The project will focus on three main texts, which are the most elaborate rabbinic and patristic interpretations of Exodus 1-2: the Midrash Tanhuma, tractate Sota 11a-13a, the Mekhilta, Origen’sfirst two homilies on the Book of Exodus and Ephrem the Syrian’s Exodus commentary.
First, the texts will be analysed according to their specific interpretations of Exo 1-2. This examination will be guided by the following topics, which are important for the biblical text as well as for its interpretations: empowerment and disempowerment, structures of power and gender, defining identity and otherness, metaphorical interpretation and its implications, space and time as structuring elements.The second step is the exploration of the texts’ social, cultural, and religious contexts. After that, acareful comparative evaluation shall be attempted. As a last step, hypothetical considerations on possible dependencies can be made.

The primary aim of the project is to evaluate the different texts in their respective contexts and then compare them. The specific interpretations will be related to the respective hermeneutical as well asthe authors’ socio-cultural and theological background. The focus will be on the different interpretations of certain topics of the biblical text.

The project will contribute to a more complete image of early Jewish and Christian Bible interpretation as well as Christian-Jewish relations in the first centuries, which were the foundation for later positive and negative developments of this relationship.

God's Questions: Ambivalence in Irony in Job 38:1-42:6

Dr. Tobias Häner
(FWF Projekt M 2395 - G 24)
Duration: 01.08.2018 – 31.07.2020

God's extensive speeches in the final part of the Book of Job (38:1–39:30 and 40:6–41:26) consist to large parts of rhetorical questions and challenges, which convey an ironic tone. The describtions of the wild animals (or beasts) that dominate both speeches feature a high degree of ambiguity.

The aim of my study is to uncover the pragmatic function of the ambiguities and ironies in Job 38:1–42:6. By this, I want to demonstrate the importance of the rhetorical dimension of God's speeches.
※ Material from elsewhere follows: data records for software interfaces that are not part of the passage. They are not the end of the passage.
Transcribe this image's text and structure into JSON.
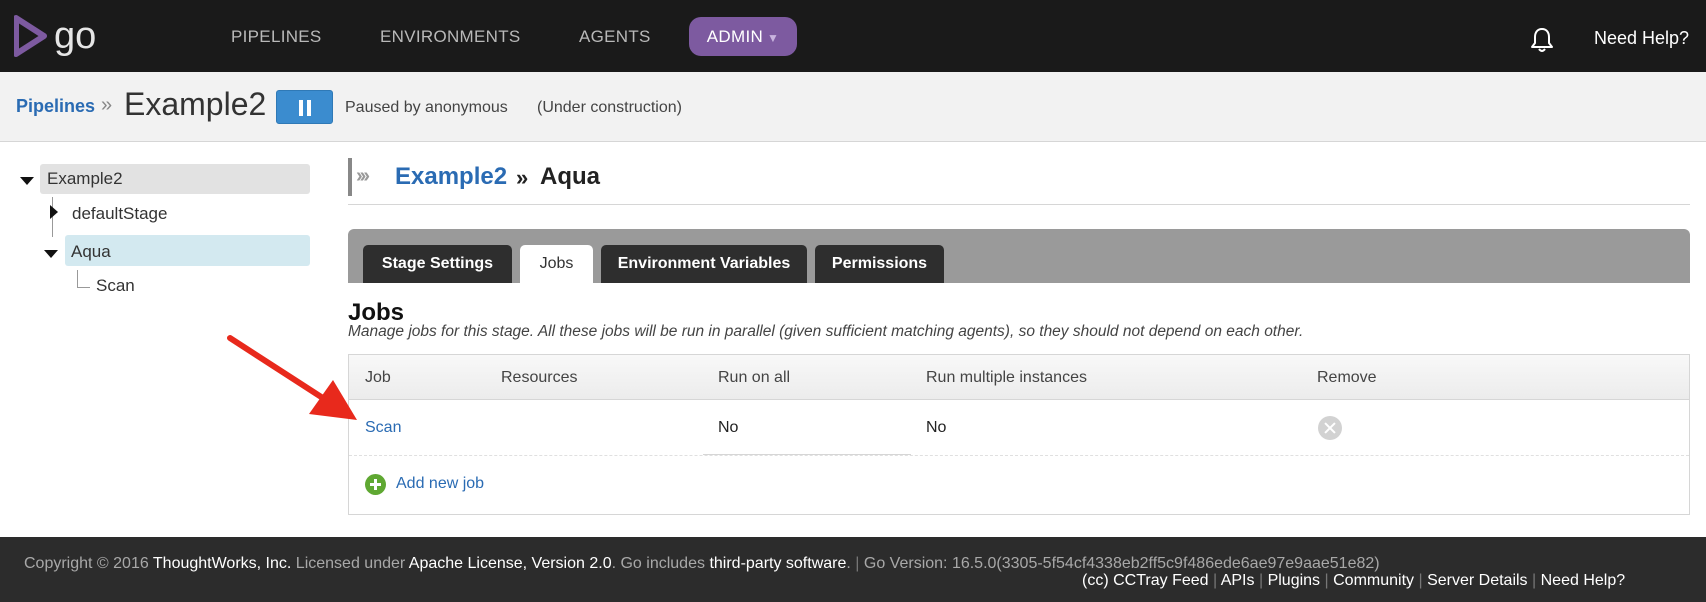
{
  "nav": {
    "logo_text": "go",
    "items": [
      "PIPELINES",
      "ENVIRONMENTS",
      "AGENTS"
    ],
    "admin_label": "ADMIN",
    "admin_caret": "▼",
    "bell_icon": "bell-icon",
    "need_help": "Need Help?"
  },
  "header": {
    "breadcrumb_link": "Pipelines",
    "breadcrumb_sep": "»",
    "pipeline_name": "Example2",
    "pause_icon": "pause-icon",
    "paused_by": "Paused by anonymous",
    "status": "(Under construction)"
  },
  "sidebar": {
    "pipeline": "Example2",
    "stages": [
      {
        "label": "defaultStage",
        "expanded": false
      },
      {
        "label": "Aqua",
        "expanded": true,
        "selected": true,
        "jobs": [
          "Scan"
        ]
      }
    ]
  },
  "main": {
    "stage_pipeline": "Example2",
    "stage_sep": "»",
    "stage_name": "Aqua",
    "tabs": [
      {
        "label": "Stage Settings",
        "active": false
      },
      {
        "label": "Jobs",
        "active": true
      },
      {
        "label": "Environment Variables",
        "active": false
      },
      {
        "label": "Permissions",
        "active": false
      }
    ],
    "section_title": "Jobs",
    "section_desc": "Manage jobs for this stage. All these jobs will be run in parallel (given sufficient matching agents), so they should not depend on each other.",
    "table": {
      "columns": [
        "Job",
        "Resources",
        "Run on all",
        "Run multiple instances",
        "Remove"
      ],
      "rows": [
        {
          "job": "Scan",
          "resources": "",
          "run_on_all": "No",
          "run_multiple": "No",
          "remove_icon": "remove-icon"
        }
      ]
    },
    "add_job_label": "Add new job"
  },
  "footer": {
    "copyright": "Copyright © 2016",
    "company": "ThoughtWorks, Inc.",
    "licensed": "Licensed under",
    "license": "Apache License, Version 2.0",
    "go_includes_prefix": ". Go includes",
    "third_party": "third-party software",
    "period": ".",
    "version_label": "Go Version: 16.5.0(3305-5f54cf4338eb2ff5c9f486ede6ae97e9aae51e82)",
    "links": [
      "(cc) CCTray Feed",
      "APIs",
      "Plugins",
      "Community",
      "Server Details",
      "Need Help?"
    ]
  },
  "colors": {
    "topbar": "#1a1a1a",
    "admin_purple": "#7d5aa0",
    "link_blue": "#2a6bb3",
    "pause_blue": "#3b8ccf",
    "selected_stage": "#d3e9f0",
    "add_green": "#5fa832",
    "annotation_arrow": "#e8291c"
  }
}
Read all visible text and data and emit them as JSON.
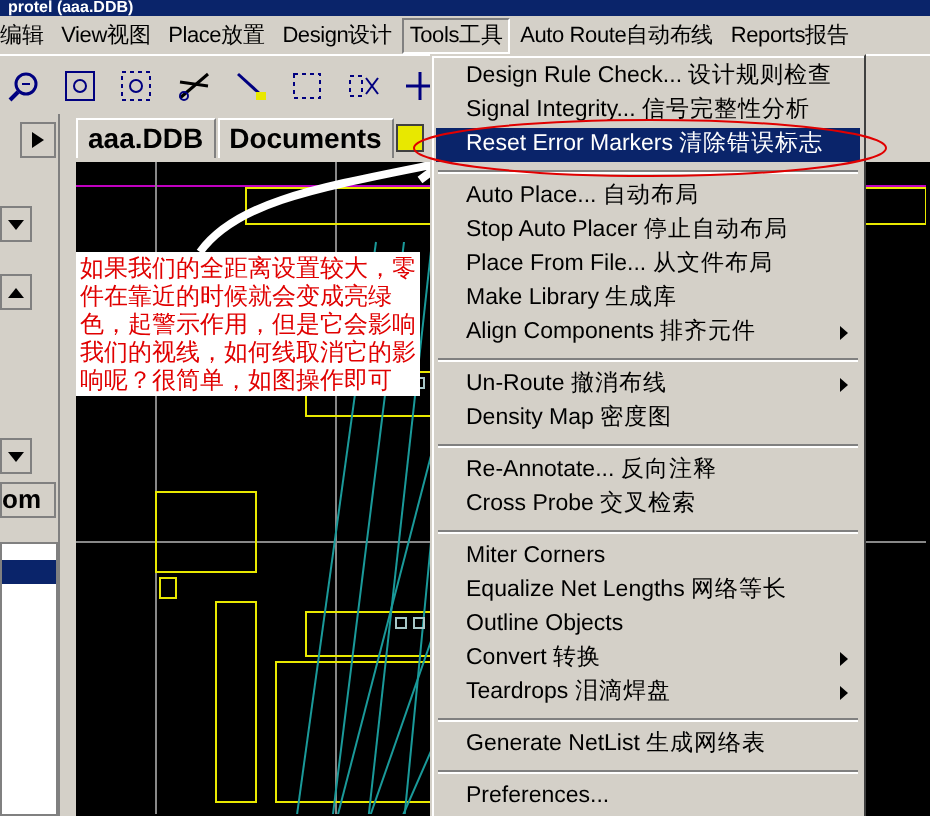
{
  "window": {
    "title": "protel (aaa.DDB)"
  },
  "menu_bar": [
    {
      "label": "编辑",
      "selected": false
    },
    {
      "label": "View视图",
      "selected": false
    },
    {
      "label": "Place放置",
      "selected": false
    },
    {
      "label": "Design设计",
      "selected": false
    },
    {
      "label": "Tools工具",
      "selected": true
    },
    {
      "label": "Auto Route自动布线",
      "selected": false
    },
    {
      "label": "Reports报告",
      "selected": false
    }
  ],
  "tabs": [
    {
      "label": "aaa.DDB",
      "selected": false
    },
    {
      "label": "Documents",
      "selected": false
    }
  ],
  "side_panel": {
    "button": "om"
  },
  "annotation": "如果我们的全距离设置较大，零件在靠近的时候就会变成亮绿色，起警示作用，但是它会影响我们的视线，如何线取消它的影响呢？很简单，如图操作即可",
  "tools_menu": [
    {
      "kind": "item",
      "label": "Design Rule Check... 设计规则检查",
      "submenu": false,
      "selected": false
    },
    {
      "kind": "item",
      "label": "Signal Integrity... 信号完整性分析",
      "submenu": false,
      "selected": false
    },
    {
      "kind": "item",
      "label": "Reset Error Markers 清除错误标志",
      "submenu": false,
      "selected": true
    },
    {
      "kind": "separator"
    },
    {
      "kind": "item",
      "label": "Auto Place... 自动布局",
      "submenu": false,
      "selected": false
    },
    {
      "kind": "item",
      "label": "Stop Auto Placer 停止自动布局",
      "submenu": false,
      "selected": false
    },
    {
      "kind": "item",
      "label": "Place From File... 从文件布局",
      "submenu": false,
      "selected": false
    },
    {
      "kind": "item",
      "label": "Make Library 生成库",
      "submenu": false,
      "selected": false
    },
    {
      "kind": "item",
      "label": "Align Components 排齐元件",
      "submenu": true,
      "selected": false
    },
    {
      "kind": "separator"
    },
    {
      "kind": "item",
      "label": "Un-Route 撤消布线",
      "submenu": true,
      "selected": false
    },
    {
      "kind": "item",
      "label": "Density Map 密度图",
      "submenu": false,
      "selected": false
    },
    {
      "kind": "separator"
    },
    {
      "kind": "item",
      "label": "Re-Annotate... 反向注释",
      "submenu": false,
      "selected": false
    },
    {
      "kind": "item",
      "label": "Cross Probe 交叉检索",
      "submenu": false,
      "selected": false
    },
    {
      "kind": "separator"
    },
    {
      "kind": "item",
      "label": "Miter Corners",
      "submenu": false,
      "selected": false
    },
    {
      "kind": "item",
      "label": "Equalize Net Lengths 网络等长",
      "submenu": false,
      "selected": false
    },
    {
      "kind": "item",
      "label": "Outline Objects",
      "submenu": false,
      "selected": false
    },
    {
      "kind": "item",
      "label": "Convert 转换",
      "submenu": true,
      "selected": false
    },
    {
      "kind": "item",
      "label": "Teardrops 泪滴焊盘",
      "submenu": true,
      "selected": false
    },
    {
      "kind": "separator"
    },
    {
      "kind": "item",
      "label": "Generate NetList 生成网络表",
      "submenu": false,
      "selected": false
    },
    {
      "kind": "separator"
    },
    {
      "kind": "item",
      "label": "Preferences...",
      "submenu": false,
      "selected": false
    }
  ]
}
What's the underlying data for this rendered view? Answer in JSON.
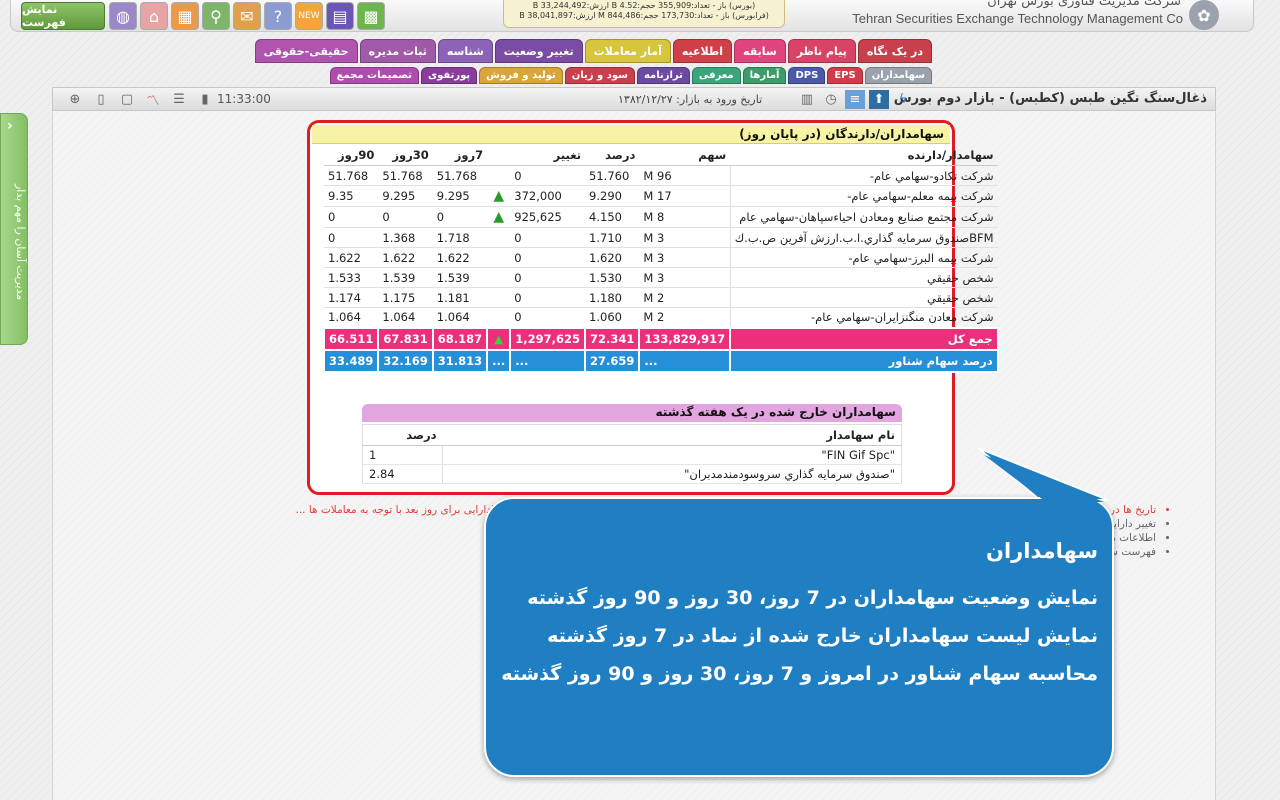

Only by basing the textual analysis on the rhetorical impact on the reader, it is possible the understand in which way YHWH's final speeches truly are an answer to Job.